DESCRIPTION OF THE TASK
Print the entries exactly; skip the pictures.

DATA FOR PROCESSING
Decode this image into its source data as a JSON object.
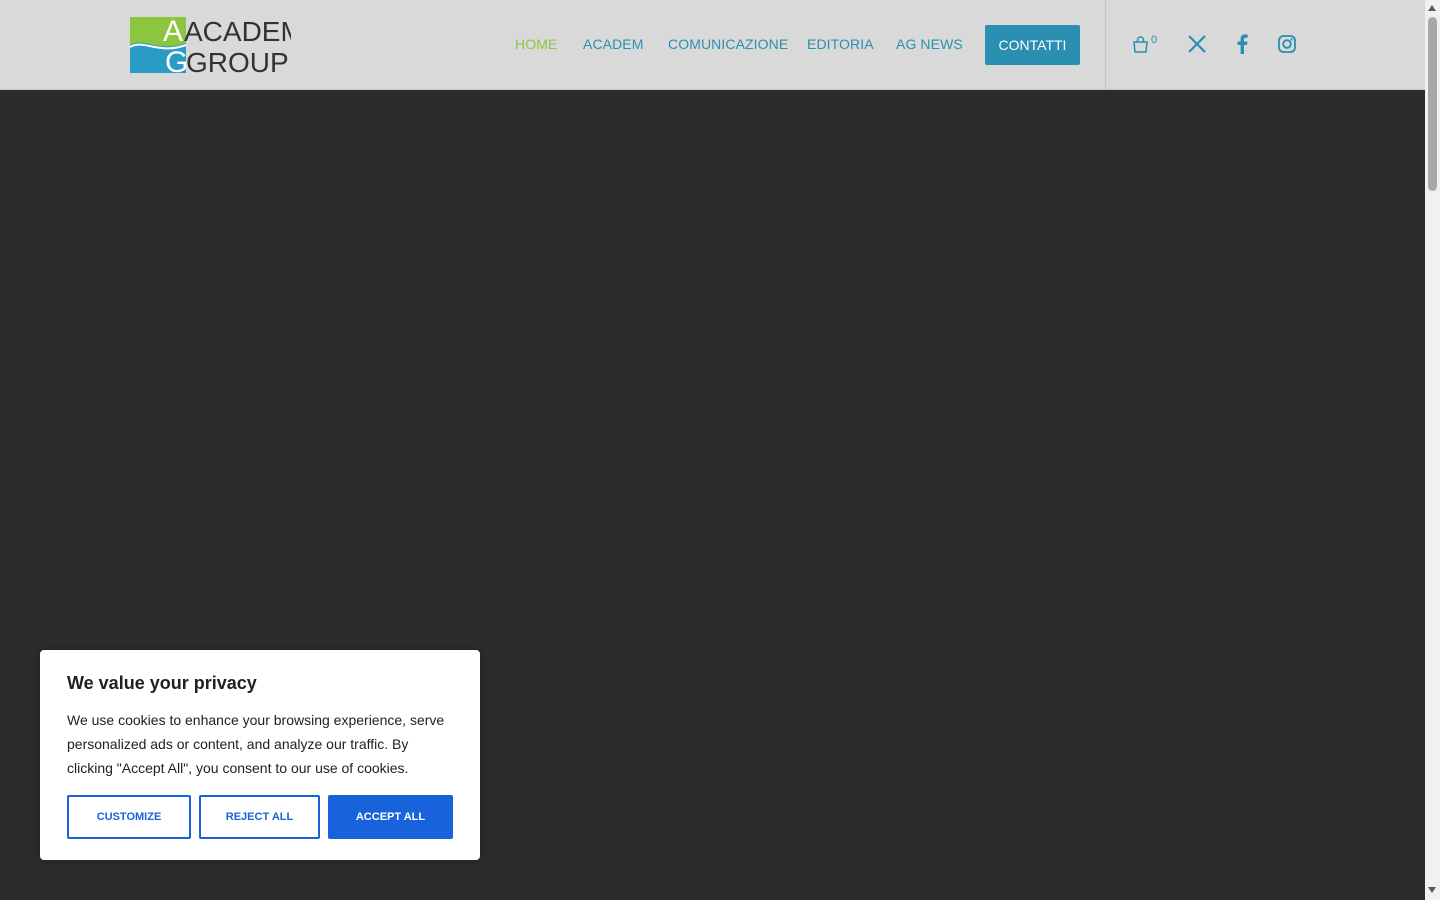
{
  "header": {
    "logo_text_line1": "ACADEM",
    "logo_text_line2": "GROUP",
    "nav": [
      {
        "label": "HOME",
        "active": true
      },
      {
        "label": "ACADEM",
        "active": false
      },
      {
        "label": "COMUNICAZIONE",
        "active": false
      },
      {
        "label": "EDITORIA",
        "active": false
      },
      {
        "label": "AG NEWS",
        "active": false
      }
    ],
    "cta_label": "CONTATTI",
    "cart_count": "0",
    "social_icons": [
      "x-twitter-icon",
      "facebook-icon",
      "instagram-icon"
    ]
  },
  "cookie_banner": {
    "title": "We value your privacy",
    "text": "We use cookies to enhance your browsing experience, serve personalized ads or content, and analyze our traffic. By clicking \"Accept All\", you consent to our use of cookies.",
    "buttons": {
      "customize": "CUSTOMIZE",
      "reject": "REJECT ALL",
      "accept": "ACCEPT ALL"
    }
  },
  "colors": {
    "header_bg": "#d9d9d9",
    "page_bg": "#2b2b2b",
    "nav_link": "#2a8fb0",
    "nav_active": "#8cc63f",
    "cookie_accent": "#1863dc"
  }
}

ANSWER FOR THIS EXERCISE
Decode this image into its source data as a JSON object.
{
  "header": {
    "logo_text_line1": "ACADEM",
    "logo_text_line2": "GROUP",
    "nav": [
      {
        "label": "HOME",
        "active": true
      },
      {
        "label": "ACADEM",
        "active": false
      },
      {
        "label": "COMUNICAZIONE",
        "active": false
      },
      {
        "label": "EDITORIA",
        "active": false
      },
      {
        "label": "AG NEWS",
        "active": false
      }
    ],
    "cta_label": "CONTATTI",
    "cart_count": "0",
    "social_icons": [
      "x-twitter-icon",
      "facebook-icon",
      "instagram-icon"
    ]
  },
  "cookie_banner": {
    "title": "We value your privacy",
    "text": "We use cookies to enhance your browsing experience, serve personalized ads or content, and analyze our traffic. By clicking \"Accept All\", you consent to our use of cookies.",
    "buttons": {
      "customize": "CUSTOMIZE",
      "reject": "REJECT ALL",
      "accept": "ACCEPT ALL"
    }
  },
  "colors": {
    "header_bg": "#d9d9d9",
    "page_bg": "#2b2b2b",
    "nav_link": "#2a8fb0",
    "nav_active": "#8cc63f",
    "cookie_accent": "#1863dc"
  }
}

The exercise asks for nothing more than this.